** Data to use follows **

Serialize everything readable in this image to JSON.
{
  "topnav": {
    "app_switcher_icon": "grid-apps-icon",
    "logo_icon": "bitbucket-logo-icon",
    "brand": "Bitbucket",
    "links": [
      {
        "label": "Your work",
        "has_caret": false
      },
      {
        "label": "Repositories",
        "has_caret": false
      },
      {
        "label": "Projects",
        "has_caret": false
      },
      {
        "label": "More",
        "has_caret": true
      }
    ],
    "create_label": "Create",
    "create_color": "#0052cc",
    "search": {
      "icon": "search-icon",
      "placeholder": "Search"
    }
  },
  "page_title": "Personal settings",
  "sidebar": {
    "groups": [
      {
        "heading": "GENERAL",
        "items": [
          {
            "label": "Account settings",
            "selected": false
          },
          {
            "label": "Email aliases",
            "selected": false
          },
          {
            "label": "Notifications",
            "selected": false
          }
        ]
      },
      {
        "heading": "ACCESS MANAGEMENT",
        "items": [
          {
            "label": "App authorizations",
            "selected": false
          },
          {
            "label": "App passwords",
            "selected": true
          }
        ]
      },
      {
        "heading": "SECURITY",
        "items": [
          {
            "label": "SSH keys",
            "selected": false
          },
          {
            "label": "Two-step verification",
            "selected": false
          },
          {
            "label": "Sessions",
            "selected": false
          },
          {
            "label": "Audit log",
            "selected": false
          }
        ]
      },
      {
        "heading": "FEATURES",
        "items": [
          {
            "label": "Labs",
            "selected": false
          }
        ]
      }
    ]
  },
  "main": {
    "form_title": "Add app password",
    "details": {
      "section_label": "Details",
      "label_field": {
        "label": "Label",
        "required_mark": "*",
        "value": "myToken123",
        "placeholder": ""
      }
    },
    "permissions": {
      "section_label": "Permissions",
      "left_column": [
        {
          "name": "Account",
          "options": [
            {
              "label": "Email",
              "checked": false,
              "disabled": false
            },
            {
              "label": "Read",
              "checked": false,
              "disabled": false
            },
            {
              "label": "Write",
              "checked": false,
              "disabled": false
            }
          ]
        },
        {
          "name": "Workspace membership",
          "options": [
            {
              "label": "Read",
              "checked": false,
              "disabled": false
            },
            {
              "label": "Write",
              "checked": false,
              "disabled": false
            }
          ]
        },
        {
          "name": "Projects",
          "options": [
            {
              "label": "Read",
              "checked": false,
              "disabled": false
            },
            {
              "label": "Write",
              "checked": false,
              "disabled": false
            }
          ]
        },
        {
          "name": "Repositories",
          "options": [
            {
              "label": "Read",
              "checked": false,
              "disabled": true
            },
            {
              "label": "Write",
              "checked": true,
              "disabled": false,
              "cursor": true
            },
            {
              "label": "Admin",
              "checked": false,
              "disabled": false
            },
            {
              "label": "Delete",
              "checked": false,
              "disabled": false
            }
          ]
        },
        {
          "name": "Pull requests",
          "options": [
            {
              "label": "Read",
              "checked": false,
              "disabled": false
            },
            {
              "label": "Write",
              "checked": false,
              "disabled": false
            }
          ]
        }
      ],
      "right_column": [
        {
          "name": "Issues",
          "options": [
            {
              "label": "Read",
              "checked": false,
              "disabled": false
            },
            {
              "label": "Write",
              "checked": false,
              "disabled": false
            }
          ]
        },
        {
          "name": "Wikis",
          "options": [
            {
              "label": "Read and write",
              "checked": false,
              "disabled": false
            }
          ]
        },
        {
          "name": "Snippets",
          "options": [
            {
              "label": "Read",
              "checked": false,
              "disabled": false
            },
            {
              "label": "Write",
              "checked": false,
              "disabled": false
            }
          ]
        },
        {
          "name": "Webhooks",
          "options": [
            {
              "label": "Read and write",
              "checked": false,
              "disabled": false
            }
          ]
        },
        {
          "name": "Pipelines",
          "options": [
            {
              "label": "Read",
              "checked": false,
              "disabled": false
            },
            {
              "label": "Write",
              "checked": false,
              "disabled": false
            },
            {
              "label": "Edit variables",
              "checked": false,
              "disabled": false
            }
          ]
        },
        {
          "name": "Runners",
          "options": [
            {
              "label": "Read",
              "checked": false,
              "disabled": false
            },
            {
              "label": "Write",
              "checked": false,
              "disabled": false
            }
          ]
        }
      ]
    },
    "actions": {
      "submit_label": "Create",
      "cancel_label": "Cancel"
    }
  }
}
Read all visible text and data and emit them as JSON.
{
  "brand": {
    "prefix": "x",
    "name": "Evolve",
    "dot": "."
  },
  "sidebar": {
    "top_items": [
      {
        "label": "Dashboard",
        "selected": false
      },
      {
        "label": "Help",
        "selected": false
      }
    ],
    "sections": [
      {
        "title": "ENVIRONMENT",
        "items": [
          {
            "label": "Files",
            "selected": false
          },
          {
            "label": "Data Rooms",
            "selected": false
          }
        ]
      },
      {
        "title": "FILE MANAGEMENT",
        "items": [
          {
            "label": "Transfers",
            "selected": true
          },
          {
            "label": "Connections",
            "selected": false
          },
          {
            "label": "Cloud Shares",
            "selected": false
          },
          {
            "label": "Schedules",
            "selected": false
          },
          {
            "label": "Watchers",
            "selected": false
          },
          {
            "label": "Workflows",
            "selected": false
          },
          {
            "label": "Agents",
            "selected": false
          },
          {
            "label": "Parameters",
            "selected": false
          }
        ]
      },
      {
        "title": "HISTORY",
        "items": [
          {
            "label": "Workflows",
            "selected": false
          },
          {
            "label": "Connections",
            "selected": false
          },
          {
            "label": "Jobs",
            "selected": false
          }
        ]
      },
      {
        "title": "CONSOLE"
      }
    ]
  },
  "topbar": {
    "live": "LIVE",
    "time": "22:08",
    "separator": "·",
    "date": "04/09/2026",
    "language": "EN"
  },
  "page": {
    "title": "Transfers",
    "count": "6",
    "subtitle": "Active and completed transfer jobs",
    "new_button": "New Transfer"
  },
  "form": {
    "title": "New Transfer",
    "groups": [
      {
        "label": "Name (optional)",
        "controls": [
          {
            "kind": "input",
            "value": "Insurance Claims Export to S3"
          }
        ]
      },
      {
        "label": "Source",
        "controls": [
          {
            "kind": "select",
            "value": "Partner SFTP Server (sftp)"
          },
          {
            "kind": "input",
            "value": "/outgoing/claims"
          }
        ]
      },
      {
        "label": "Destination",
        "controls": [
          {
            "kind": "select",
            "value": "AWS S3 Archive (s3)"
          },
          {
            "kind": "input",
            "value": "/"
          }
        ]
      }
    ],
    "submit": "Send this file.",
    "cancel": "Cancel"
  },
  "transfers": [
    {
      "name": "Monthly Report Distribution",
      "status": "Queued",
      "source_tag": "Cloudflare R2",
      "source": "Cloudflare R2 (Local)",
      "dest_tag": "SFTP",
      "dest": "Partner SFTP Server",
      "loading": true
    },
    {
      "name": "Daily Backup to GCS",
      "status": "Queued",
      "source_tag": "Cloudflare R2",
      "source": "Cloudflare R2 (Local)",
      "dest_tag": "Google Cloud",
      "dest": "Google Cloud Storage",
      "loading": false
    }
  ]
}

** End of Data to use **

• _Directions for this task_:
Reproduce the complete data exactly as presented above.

• _Solved problem_:
Serialize everything readable in this image to JSON.
{
  "topnav": {
    "app_switcher_icon": "grid-apps-icon",
    "logo_icon": "bitbucket-logo-icon",
    "brand": "Bitbucket",
    "links": [
      {
        "label": "Your work",
        "has_caret": false
      },
      {
        "label": "Repositories",
        "has_caret": false
      },
      {
        "label": "Projects",
        "has_caret": false
      },
      {
        "label": "More",
        "has_caret": true
      }
    ],
    "create_label": "Create",
    "create_color": "#0052cc",
    "search": {
      "icon": "search-icon",
      "placeholder": "Search"
    }
  },
  "page_title": "Personal settings",
  "sidebar": {
    "groups": [
      {
        "heading": "GENERAL",
        "items": [
          {
            "label": "Account settings",
            "selected": false
          },
          {
            "label": "Email aliases",
            "selected": false
          },
          {
            "label": "Notifications",
            "selected": false
          }
        ]
      },
      {
        "heading": "ACCESS MANAGEMENT",
        "items": [
          {
            "label": "App authorizations",
            "selected": false
          },
          {
            "label": "App passwords",
            "selected": true
          }
        ]
      },
      {
        "heading": "SECURITY",
        "items": [
          {
            "label": "SSH keys",
            "selected": false
          },
          {
            "label": "Two-step verification",
            "selected": false
          },
          {
            "label": "Sessions",
            "selected": false
          },
          {
            "label": "Audit log",
            "selected": false
          }
        ]
      },
      {
        "heading": "FEATURES",
        "items": [
          {
            "label": "Labs",
            "selected": false
          }
        ]
      }
    ]
  },
  "main": {
    "form_title": "Add app password",
    "details": {
      "section_label": "Details",
      "label_field": {
        "label": "Label",
        "required_mark": "*",
        "value": "myToken123",
        "placeholder": ""
      }
    },
    "permissions": {
      "section_label": "Permissions",
      "left_column": [
        {
          "name": "Account",
          "options": [
            {
              "label": "Email",
              "checked": false,
              "disabled": false
            },
            {
              "label": "Read",
              "checked": false,
              "disabled": false
            },
            {
              "label": "Write",
              "checked": false,
              "disabled": false
            }
          ]
        },
        {
          "name": "Workspace membership",
          "options": [
            {
              "label": "Read",
              "checked": false,
              "disabled": false
            },
            {
              "label": "Write",
              "checked": false,
              "disabled": false
            }
          ]
        },
        {
          "name": "Projects",
          "options": [
            {
              "label": "Read",
              "checked": false,
              "disabled": false
            },
            {
              "label": "Write",
              "checked": false,
              "disabled": false
            }
          ]
        },
        {
          "name": "Repositories",
          "options": [
            {
              "label": "Read",
              "checked": false,
              "disabled": true
            },
            {
              "label": "Write",
              "checked": true,
              "disabled": false,
              "cursor": true
            },
            {
              "label": "Admin",
              "checked": false,
              "disabled": false
            },
            {
              "label": "Delete",
              "checked": false,
              "disabled": false
            }
          ]
        },
        {
          "name": "Pull requests",
          "options": [
            {
              "label": "Read",
              "checked": false,
              "disabled": false
            },
            {
              "label": "Write",
              "checked": false,
              "disabled": false
            }
          ]
        }
      ],
      "right_column": [
        {
          "name": "Issues",
          "options": [
            {
              "label": "Read",
              "checked": false,
              "disabled": false
            },
            {
              "label": "Write",
              "checked": false,
              "disabled": false
            }
          ]
        },
        {
          "name": "Wikis",
          "options": [
            {
              "label": "Read and write",
              "checked": false,
              "disabled": false
            }
          ]
        },
        {
          "name": "Snippets",
          "options": [
            {
              "label": "Read",
              "checked": false,
              "disabled": false
            },
            {
              "label": "Write",
              "checked": false,
              "disabled": false
            }
          ]
        },
        {
          "name": "Webhooks",
          "options": [
            {
              "label": "Read and write",
              "checked": false,
              "disabled": false
            }
          ]
        },
        {
          "name": "Pipelines",
          "options": [
            {
              "label": "Read",
              "checked": false,
              "disabled": false
            },
            {
              "label": "Write",
              "checked": false,
              "disabled": false
            },
            {
              "label": "Edit variables",
              "checked": false,
              "disabled": false
            }
          ]
        },
        {
          "name": "Runners",
          "options": [
            {
              "label": "Read",
              "checked": false,
              "disabled": false
            },
            {
              "label": "Write",
              "checked": false,
              "disabled": false
            }
          ]
        }
      ]
    },
    "actions": {
      "submit_label": "Create",
      "cancel_label": "Cancel"
    }
  }
}
Read all visible text and data and emit them as JSON.
{
  "brand": {
    "prefix": "x",
    "name": "Evolve",
    "dot": "."
  },
  "sidebar": {
    "top_items": [
      {
        "label": "Dashboard",
        "selected": false
      },
      {
        "label": "Help",
        "selected": false
      }
    ],
    "sections": [
      {
        "title": "ENVIRONMENT",
        "items": [
          {
            "label": "Files",
            "selected": false
          },
          {
            "label": "Data Rooms",
            "selected": false
          }
        ]
      },
      {
        "title": "FILE MANAGEMENT",
        "items": [
          {
            "label": "Transfers",
            "selected": true
          },
          {
            "label": "Connections",
            "selected": false
          },
          {
            "label": "Cloud Shares",
            "selected": false
          },
          {
            "label": "Schedules",
            "selected": false
          },
          {
            "label": "Watchers",
            "selected": false
          },
          {
            "label": "Workflows",
            "selected": false
          },
          {
            "label": "Agents",
            "selected": false
          },
          {
            "label": "Parameters",
            "selected": false
          }
        ]
      },
      {
        "title": "HISTORY",
        "items": [
          {
            "label": "Workflows",
            "selected": false
          },
          {
            "label": "Connections",
            "selected": false
          },
          {
            "label": "Jobs",
            "selected": false
          }
        ]
      },
      {
        "title": "CONSOLE"
      }
    ]
  },
  "topbar": {
    "live": "LIVE",
    "time": "22:08",
    "separator": "·",
    "date": "04/09/2026",
    "language": "EN"
  },
  "page": {
    "title": "Transfers",
    "count": "6",
    "subtitle": "Active and completed transfer jobs",
    "new_button": "New Transfer"
  },
  "form": {
    "title": "New Transfer",
    "groups": [
      {
        "label": "Name (optional)",
        "controls": [
          {
            "kind": "input",
            "value": "Insurance Claims Export to S3"
          }
        ]
      },
      {
        "label": "Source",
        "controls": [
          {
            "kind": "select",
            "value": "Partner SFTP Server (sftp)"
          },
          {
            "kind": "input",
            "value": "/outgoing/claims"
          }
        ]
      },
      {
        "label": "Destination",
        "controls": [
          {
            "kind": "select",
            "value": "AWS S3 Archive (s3)"
          },
          {
            "kind": "input",
            "value": "/"
          }
        ]
      }
    ],
    "submit": "Send this file.",
    "cancel": "Cancel"
  },
  "transfers": [
    {
      "name": "Monthly Report Distribution",
      "status": "Queued",
      "source_tag": "Cloudflare R2",
      "source": "Cloudflare R2 (Local)",
      "dest_tag": "SFTP",
      "dest": "Partner SFTP Server",
      "loading": true
    },
    {
      "name": "Daily Backup to GCS",
      "status": "Queued",
      "source_tag": "Cloudflare R2",
      "source": "Cloudflare R2 (Local)",
      "dest_tag": "Google Cloud",
      "dest": "Google Cloud Storage",
      "loading": false
    }
  ]
}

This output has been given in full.